Great presidents, and even those not so great, never complained about the hands they were dealt. Just the opposite. They assumed they were in the big chair to meet big challenges, no matter how difficult.
The initial attraction of a political convention was that often the outcome was not preordained. There was at least some element of surprise. But, now it's like tuning in to a movie where you already know the plot and the ending. It's just not that interesting.
I'll tell you, Liz Cheney is going to be a very good candidate. I worked with her during the Bush campaigns. She's smart, she's focused, she's disciplined - and she's got a great back story. She's got a large family. She's a great mom. And she's a hard worker. I think she's going to be a very effective campaigner.
The job of elected leaders is to deliver results that represent the interests of the citizens who placed them in a position of authority with their voice, their vote. But these days, money talks louder.
You know, Republicans should have a consistent philosophy. And if your philosophy is about limited government and not intruding in people's lives, you shouldn't just inconveniently take a social issue like gay marriage and say, 'Well, unless we think - actually we should be intruding your life.'
It's just madness. First email. Then instant message. Then MySpace. Then Facebook. Then LinkedIn. Then Twitter. It's not enough anymore to 'Just do it.' Now we have to tell everyone we are doing it, when we are doing it, where we are doing it and why we are doing it.
Marco Rubio is interesting because he checks so many boxes when you think about what a Republican nominee needs. He brings Florida, he's young, he's Hispanic, the Tea Party likes him. But that said, he's got issues, actually surprisingly, ironically, with Mexican-American voters.
Advocacy groups and voters are not wrong to push candidates to declare their position clearly on policy issues. That is good citizenship. Hard questions should be asked of every candidate, every politician. And those public servants should be prepared to answer, but in their own words.

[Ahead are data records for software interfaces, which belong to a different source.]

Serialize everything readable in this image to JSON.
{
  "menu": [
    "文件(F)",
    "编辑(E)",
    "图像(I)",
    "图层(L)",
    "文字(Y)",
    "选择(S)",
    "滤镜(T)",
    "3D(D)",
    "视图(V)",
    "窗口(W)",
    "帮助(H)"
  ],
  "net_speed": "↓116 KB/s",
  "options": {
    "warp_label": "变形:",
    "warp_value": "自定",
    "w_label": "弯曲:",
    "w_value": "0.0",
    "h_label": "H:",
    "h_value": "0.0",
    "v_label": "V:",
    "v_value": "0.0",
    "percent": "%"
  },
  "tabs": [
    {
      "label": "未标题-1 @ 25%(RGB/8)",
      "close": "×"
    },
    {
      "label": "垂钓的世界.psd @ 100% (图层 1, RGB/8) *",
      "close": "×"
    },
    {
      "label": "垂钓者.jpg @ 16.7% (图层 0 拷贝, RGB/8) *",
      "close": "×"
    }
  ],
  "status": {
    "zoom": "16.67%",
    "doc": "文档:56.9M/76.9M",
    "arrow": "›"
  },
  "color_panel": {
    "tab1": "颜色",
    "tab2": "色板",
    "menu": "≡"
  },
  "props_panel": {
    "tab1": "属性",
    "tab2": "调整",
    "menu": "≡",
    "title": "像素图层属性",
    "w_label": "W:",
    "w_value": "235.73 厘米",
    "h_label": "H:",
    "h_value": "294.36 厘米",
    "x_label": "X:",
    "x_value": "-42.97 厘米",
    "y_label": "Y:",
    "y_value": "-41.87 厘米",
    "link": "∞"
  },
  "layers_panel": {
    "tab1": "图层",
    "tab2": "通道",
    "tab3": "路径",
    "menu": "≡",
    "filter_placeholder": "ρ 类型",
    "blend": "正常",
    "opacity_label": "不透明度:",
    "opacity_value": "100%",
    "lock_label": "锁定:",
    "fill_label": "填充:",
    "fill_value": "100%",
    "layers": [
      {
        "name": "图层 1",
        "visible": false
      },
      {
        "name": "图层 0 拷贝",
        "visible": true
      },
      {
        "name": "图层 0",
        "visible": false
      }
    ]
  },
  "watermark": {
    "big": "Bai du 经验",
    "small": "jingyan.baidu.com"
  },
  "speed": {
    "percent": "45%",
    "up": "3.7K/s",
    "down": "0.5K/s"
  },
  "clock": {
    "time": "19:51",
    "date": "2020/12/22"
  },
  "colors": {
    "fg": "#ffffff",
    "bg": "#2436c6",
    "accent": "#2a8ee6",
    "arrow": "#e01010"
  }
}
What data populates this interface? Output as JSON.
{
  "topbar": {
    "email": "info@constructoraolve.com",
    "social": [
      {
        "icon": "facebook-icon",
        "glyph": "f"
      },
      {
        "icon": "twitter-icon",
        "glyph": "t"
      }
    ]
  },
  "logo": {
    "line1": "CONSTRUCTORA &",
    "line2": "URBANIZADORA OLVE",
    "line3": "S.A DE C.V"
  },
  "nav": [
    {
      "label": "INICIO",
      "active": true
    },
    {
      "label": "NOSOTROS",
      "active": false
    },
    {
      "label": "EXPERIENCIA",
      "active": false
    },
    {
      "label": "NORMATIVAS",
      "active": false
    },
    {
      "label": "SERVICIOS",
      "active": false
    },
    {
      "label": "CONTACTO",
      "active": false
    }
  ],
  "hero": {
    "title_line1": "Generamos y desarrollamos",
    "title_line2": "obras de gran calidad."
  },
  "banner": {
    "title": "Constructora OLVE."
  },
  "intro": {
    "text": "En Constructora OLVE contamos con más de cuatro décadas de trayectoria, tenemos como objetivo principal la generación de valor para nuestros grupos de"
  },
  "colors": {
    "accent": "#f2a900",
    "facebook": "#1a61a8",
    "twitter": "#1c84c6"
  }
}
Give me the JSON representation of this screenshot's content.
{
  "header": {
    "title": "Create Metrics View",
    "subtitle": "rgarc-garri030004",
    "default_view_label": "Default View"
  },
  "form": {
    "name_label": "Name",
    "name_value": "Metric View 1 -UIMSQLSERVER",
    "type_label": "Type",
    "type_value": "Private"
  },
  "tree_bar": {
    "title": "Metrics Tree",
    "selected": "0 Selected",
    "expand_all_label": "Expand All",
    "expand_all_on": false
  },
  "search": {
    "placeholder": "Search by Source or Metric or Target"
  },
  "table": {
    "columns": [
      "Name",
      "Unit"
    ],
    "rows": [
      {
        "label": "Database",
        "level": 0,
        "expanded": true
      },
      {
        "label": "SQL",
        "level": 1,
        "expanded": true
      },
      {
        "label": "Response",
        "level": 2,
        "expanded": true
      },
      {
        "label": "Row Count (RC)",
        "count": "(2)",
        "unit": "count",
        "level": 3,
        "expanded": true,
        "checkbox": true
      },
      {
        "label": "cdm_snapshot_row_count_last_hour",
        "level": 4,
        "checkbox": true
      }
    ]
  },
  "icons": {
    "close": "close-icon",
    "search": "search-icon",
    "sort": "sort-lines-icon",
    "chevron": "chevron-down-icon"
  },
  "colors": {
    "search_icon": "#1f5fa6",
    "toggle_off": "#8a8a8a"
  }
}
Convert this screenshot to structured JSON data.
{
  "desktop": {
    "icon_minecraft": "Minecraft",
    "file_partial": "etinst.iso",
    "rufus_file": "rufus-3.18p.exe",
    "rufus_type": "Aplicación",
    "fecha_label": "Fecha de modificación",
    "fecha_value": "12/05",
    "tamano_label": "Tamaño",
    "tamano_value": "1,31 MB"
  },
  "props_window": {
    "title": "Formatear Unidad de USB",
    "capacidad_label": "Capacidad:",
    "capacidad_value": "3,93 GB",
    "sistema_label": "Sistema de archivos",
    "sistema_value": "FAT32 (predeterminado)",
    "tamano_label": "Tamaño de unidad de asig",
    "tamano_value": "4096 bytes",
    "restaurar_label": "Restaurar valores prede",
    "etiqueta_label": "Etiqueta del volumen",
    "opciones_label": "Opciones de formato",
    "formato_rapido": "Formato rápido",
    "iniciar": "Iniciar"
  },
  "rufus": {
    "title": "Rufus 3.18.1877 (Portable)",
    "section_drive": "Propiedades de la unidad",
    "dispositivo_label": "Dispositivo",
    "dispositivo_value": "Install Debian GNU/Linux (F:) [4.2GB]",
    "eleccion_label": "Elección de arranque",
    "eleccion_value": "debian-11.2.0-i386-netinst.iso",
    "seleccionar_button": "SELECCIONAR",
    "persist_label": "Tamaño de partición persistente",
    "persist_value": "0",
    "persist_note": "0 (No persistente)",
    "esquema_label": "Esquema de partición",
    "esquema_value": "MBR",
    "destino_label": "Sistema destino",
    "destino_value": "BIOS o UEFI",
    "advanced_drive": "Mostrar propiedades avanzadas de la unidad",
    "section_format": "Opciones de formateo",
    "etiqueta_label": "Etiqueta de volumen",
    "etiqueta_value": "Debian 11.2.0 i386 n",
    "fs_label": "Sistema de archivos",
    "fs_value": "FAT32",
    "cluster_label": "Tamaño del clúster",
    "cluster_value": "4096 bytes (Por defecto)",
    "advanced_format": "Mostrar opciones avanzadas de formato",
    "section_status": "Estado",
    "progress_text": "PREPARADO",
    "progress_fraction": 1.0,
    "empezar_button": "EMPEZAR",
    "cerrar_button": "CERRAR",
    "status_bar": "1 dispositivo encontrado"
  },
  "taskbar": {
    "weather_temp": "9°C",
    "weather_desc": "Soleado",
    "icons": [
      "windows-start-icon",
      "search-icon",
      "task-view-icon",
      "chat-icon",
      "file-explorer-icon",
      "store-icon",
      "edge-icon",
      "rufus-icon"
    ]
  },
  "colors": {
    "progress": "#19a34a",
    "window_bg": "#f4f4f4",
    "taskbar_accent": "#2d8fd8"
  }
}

You know, the Tea Party is a - first of all, it is a significant movement, and I think the media and some pundits have tried to write it off as a bunch of cranks or something. But, in fact, it's really a very legitimate and fairly significant swath of voters out there.
There's only one way we're going to change our political climate and ensure we establish some respect in our discourse. And that is to show there is a real price to pay for being a disrespectful partisan idiot.
I think that the press has a duty and an obligation to report on local government, state government, federal government - to be aggressive, to do its job. And its job is to report on whatever it's covering.
America glories in its tradition of the self-made individual. Political candidates compete to be a friend to entrepreneurs, and policymakers, imagining the next Microsoft or Google, design laws to back the innovator in the garage.
I think the press has an interest in communicating to its viewers or readers, and their viewers or readers drive profit for those news organizations, so I think those news organizations have a certain bias toward their own readers. Yeah, I think they are a special interest. Of course they are.